    The collection consists of three digital objects: two handwritten diaries (1864-1865) and an undated portrait of Henry O. Nightingale with his saber and Union hat. An abolitionist, Nightingale joined the Northern army at the start of the Civil War in 1861. In 1862 he joined the 108th New York Infantry Regiment. He fought in a dozen battles, including Gettysburg, and was promoted to corporal on March 1, 1864. A majority of entries in both diaries describe the weather and Nightingale’s daily activities during his military service. Towards the front of the 1864 diary is a foldout assemblage of several newspaper articles and poems. The 1864 diary also includes descriptions of company and regimental movement, and of particular note is a description of Nightingale’s injury during the Battle of the Wilderness in May of 1864, and the subsequent near amputation of his left arm. Following this injury he spent 13 months in recovery at Stanton General Hospital in Washington D.C. Of significant note to the 1865 diary is a first hand account of Abraham Lincoln's assassination at Ford's Theatre. Nightingale was released from the hospital on June 2nd, 1865, and he married on July 6th, 1865. Two letters from Nightingale to Gertrude Taylor, a pen pal during the time of Nightingale’s stay at Stanton, are available from the Falvey Memorial Library’s Nagy collection at Villanova University.
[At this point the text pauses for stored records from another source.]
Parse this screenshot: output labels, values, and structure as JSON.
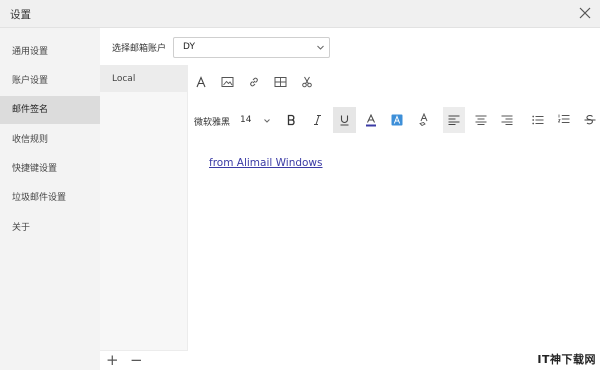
{
  "window": {
    "title": "设置"
  },
  "sidebar": {
    "items": [
      {
        "label": "通用设置"
      },
      {
        "label": "账户设置"
      },
      {
        "label": "邮件签名"
      },
      {
        "label": "收信规则"
      },
      {
        "label": "快捷键设置"
      },
      {
        "label": "垃圾邮件设置"
      },
      {
        "label": "关于"
      }
    ],
    "active_index": 2
  },
  "account": {
    "label": "选择邮箱账户",
    "value": "DY"
  },
  "signatures": {
    "items": [
      {
        "label": "Local"
      }
    ],
    "add_label": "+",
    "remove_label": "−"
  },
  "format_toolbar": {
    "font_name": "微软雅黑",
    "font_size": "14"
  },
  "editor": {
    "content": "from Alimail Windows"
  },
  "watermark": "IT神下载网",
  "colors": {
    "accent": "#3b3ba5",
    "link": "#3b3ba5",
    "highlight_icon": "#3d8fd8"
  }
}
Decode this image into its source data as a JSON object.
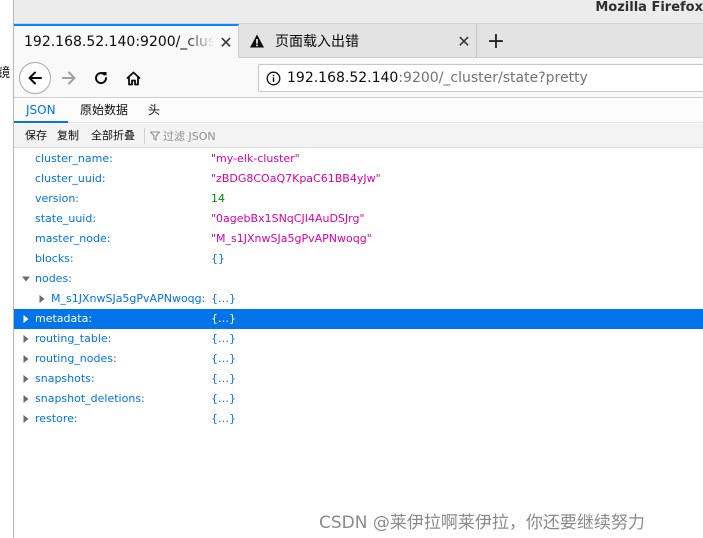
{
  "window": {
    "title": "Mozilla Firefox",
    "left_clip_text": "镜"
  },
  "tabs": [
    {
      "label": "192.168.52.140:9200/_cluster/state?pretty",
      "active": true,
      "close": "✕"
    },
    {
      "label": "页面载入出错",
      "active": false,
      "icon": "warning-icon",
      "close": "✕"
    }
  ],
  "new_tab_label": "+",
  "navigation": {
    "back_icon": "back-arrow-icon",
    "forward_icon": "forward-arrow-icon",
    "reload_icon": "reload-icon",
    "home_icon": "home-icon"
  },
  "url": {
    "info_icon": "info-icon",
    "host": "192.168.52.140",
    "rest": ":9200/_cluster/state?pretty"
  },
  "viewer": {
    "tabs": [
      "JSON",
      "原始数据",
      "头"
    ],
    "active_tab": "JSON",
    "toolbar": {
      "save": "保存",
      "copy": "复制",
      "collapse_all": "全部折叠",
      "filter_placeholder": "过滤 JSON",
      "filter_icon": "filter-icon"
    }
  },
  "tree": [
    {
      "key": "cluster_name:",
      "value": "\"my-elk-cluster\"",
      "type": "string"
    },
    {
      "key": "cluster_uuid:",
      "value": "\"zBDG8COaQ7KpaC61BB4yJw\"",
      "type": "string"
    },
    {
      "key": "version:",
      "value": "14",
      "type": "number"
    },
    {
      "key": "state_uuid:",
      "value": "\"0agebBx1SNqCJI4AuDSJrg\"",
      "type": "string"
    },
    {
      "key": "master_node:",
      "value": "\"M_s1JXnwSJa5gPvAPNwoqg\"",
      "type": "string"
    },
    {
      "key": "blocks:",
      "value": "{}",
      "type": "object"
    },
    {
      "key": "nodes:",
      "value": "",
      "type": "object",
      "expanded": true
    },
    {
      "key": "M_s1JXnwSJa5gPvAPNwoqg:",
      "value": "{…}",
      "type": "object",
      "expanded": false,
      "indent": 1
    },
    {
      "key": "metadata:",
      "value": "{…}",
      "type": "object",
      "expanded": false,
      "selected": true
    },
    {
      "key": "routing_table:",
      "value": "{…}",
      "type": "object",
      "expanded": false
    },
    {
      "key": "routing_nodes:",
      "value": "{…}",
      "type": "object",
      "expanded": false
    },
    {
      "key": "snapshots:",
      "value": "{…}",
      "type": "object",
      "expanded": false
    },
    {
      "key": "snapshot_deletions:",
      "value": "{…}",
      "type": "object",
      "expanded": false
    },
    {
      "key": "restore:",
      "value": "{…}",
      "type": "object",
      "expanded": false
    }
  ],
  "watermark": "CSDN @莱伊拉啊莱伊拉，你还要继续努力",
  "colors": {
    "accent": "#0074e8",
    "string": "#dd00a9",
    "number": "#058b00",
    "selected_bg": "#0074e8"
  }
}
    Biography

    Henry Oliver Nightingale was born in Hawkhurst, County Kent, England on June 6, 1844. He emigrated to the United States in 1849, arriving in New York from London aboard the Margaret Evans on June 30th at the age of 5. His parents, Henry and Hannah, himself, and younger brother Charles settled in Rochester, New York.
    Henry was an abolitionist, and joined the northern army when the Civil War broke out at the age of 18. He mustered in July 8, 1862 as a private in the 108th Volunteer New York Infantry. He fought in a dozen battles, including Gettysburg, and was promoted to corporal on March 1, 1864. On May 6, 1864, during the Battle of the Wilderness in Virginia, Henry was hit by a Confederate gunshot in the left shoulder.
    He was sent to Stanton General Hospital in Washington, DC for treatment of his wound. The injury was serious, and the attending surgeon wanted to amputate his arm. Henry refused to allow that, and remained a patient at Stanton for 13 months. Throughout his life, Henry suffered with weakness and numbness in his left arm.
    Henry was released from the hospital and honorably discharged from service on June 2, 1865. He returned to Rochester, and married Judith Underdown, also an immigrant from England, a month later on July 6th, 1865. Henry worked as a bookkeeper and printer, and he and Judith had several children. Three of the children died in infancy, one died as a young man, and three lived full lives: twins John and Florence, and Edith.
    They moved around the country, living in New York, Buffalo, Detroit, and Spokane. Judith died while they lived in Spokane, on December 30, 1907. A few years later, Henry moved to Oregon to be near his daughter Edith, and then returned to Detroit, where he died on May 12, 1919 at the age of 76. His body was returned to Spokane and buried on May 20.
    (Cited from: Nagy, Steve. "The Civil War Writings of Henry Nightingale." 2010, p. 5.)

    Publication Rights

    Publication rights to Henry O. Nightingale diaries are held by Marilyn Denio.

    Access

    Digital collection is open for research

    Use

    The digital collection is open for research use. Access to the physical diaries is restricted; consult the repository for details.

    Existence and Location of Originals

    Original diaries owned by Marilyn Denio. Diaries were loaned to the UC Merced Library for digitization.

    Related Archival Materials

    Two letters from Nightingale to Gertrude Taylor, a pen pal during the time of Nightingale’s stay at Stanton Hospital, are available from the Falvey Memorial Library’s Nagy collection at Villanova University, http://digital.library.villanova.edu/Americana/Nagy/.

    Subjects and Indexing Terms

    Diaries
    Gettysburg, Battle of, Gettysburg, Pa., 1863
    New York Infantry. 108th Regt., 1862-1865
    Soldiers--United States--Diaries
    United States--History--Civil War, 1861-1865--Regimental histories--New York Infantry
    United States--History--Civil War, 1864-1865--Personal narratives--Union side
    Wilderness, Battle of the, Va., 1864